#### ASSIGNMENT
Report all lines of the data below that hold the word "range".

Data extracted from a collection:
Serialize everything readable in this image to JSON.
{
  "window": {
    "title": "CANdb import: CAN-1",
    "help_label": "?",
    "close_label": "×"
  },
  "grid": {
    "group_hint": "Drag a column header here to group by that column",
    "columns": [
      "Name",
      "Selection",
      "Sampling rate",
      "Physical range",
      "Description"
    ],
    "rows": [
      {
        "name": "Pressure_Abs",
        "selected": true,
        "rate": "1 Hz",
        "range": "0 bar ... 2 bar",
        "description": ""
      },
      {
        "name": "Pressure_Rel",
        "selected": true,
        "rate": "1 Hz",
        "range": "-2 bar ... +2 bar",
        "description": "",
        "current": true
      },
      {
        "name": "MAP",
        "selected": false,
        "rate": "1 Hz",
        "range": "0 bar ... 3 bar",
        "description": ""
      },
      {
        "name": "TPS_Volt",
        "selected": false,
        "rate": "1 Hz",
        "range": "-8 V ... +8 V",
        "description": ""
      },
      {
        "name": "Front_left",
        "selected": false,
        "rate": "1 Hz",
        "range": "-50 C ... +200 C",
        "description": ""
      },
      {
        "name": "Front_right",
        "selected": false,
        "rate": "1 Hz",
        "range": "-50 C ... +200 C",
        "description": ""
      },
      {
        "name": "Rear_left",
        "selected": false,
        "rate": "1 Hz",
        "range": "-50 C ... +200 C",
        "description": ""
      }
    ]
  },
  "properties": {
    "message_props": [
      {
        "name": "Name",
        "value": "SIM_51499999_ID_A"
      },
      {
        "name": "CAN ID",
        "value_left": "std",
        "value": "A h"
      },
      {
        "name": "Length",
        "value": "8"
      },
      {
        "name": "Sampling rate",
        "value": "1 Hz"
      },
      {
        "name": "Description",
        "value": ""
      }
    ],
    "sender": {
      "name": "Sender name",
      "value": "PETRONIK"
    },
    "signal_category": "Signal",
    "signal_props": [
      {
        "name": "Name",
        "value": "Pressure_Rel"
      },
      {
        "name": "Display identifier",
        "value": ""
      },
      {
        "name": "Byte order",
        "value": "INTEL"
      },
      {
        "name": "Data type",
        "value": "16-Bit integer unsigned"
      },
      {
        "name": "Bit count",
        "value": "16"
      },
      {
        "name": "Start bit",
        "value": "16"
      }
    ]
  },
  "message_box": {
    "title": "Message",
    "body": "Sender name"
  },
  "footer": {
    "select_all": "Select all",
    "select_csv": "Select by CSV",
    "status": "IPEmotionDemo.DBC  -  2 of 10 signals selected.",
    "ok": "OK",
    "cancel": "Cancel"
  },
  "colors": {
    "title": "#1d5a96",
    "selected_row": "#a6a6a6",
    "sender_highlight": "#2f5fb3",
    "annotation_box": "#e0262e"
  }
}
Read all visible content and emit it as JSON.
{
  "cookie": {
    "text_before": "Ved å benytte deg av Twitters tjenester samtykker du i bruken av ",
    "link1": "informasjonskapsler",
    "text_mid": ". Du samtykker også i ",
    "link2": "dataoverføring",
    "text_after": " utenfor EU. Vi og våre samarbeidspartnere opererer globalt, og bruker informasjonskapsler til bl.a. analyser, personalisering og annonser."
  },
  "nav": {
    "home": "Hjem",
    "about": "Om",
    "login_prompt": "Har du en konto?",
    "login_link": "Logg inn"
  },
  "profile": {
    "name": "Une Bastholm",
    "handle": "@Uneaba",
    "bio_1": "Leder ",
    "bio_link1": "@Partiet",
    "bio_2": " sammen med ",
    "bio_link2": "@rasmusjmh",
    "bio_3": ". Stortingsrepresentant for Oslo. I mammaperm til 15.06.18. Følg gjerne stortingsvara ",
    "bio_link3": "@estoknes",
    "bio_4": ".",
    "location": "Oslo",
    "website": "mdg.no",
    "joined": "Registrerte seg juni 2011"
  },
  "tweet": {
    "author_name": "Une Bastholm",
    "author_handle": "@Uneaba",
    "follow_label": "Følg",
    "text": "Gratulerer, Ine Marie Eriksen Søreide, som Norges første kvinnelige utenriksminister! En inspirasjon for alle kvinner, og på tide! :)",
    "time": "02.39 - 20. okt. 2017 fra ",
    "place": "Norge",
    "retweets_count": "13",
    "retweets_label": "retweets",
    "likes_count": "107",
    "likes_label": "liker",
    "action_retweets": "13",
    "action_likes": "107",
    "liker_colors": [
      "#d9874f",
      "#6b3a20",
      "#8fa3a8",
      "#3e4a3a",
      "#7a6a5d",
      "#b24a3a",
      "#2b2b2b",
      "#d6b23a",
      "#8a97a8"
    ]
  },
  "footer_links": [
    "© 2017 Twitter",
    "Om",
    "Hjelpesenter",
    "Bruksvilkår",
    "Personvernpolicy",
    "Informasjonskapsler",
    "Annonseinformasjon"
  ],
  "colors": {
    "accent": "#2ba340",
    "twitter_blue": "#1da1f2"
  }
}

#### REPLY TO THE TASK
      "Physical range",
        "range": "0 bar ... 2 bar",
        "range": "-2 bar ... +2 bar",
        "range": "0 bar ... 3 bar",
        "range": "-8 V ... +8 V",
        "range": "-50 C ... +200 C",
        "range": "-50 C ... +200 C",
        "range": "-50 C ... +200 C",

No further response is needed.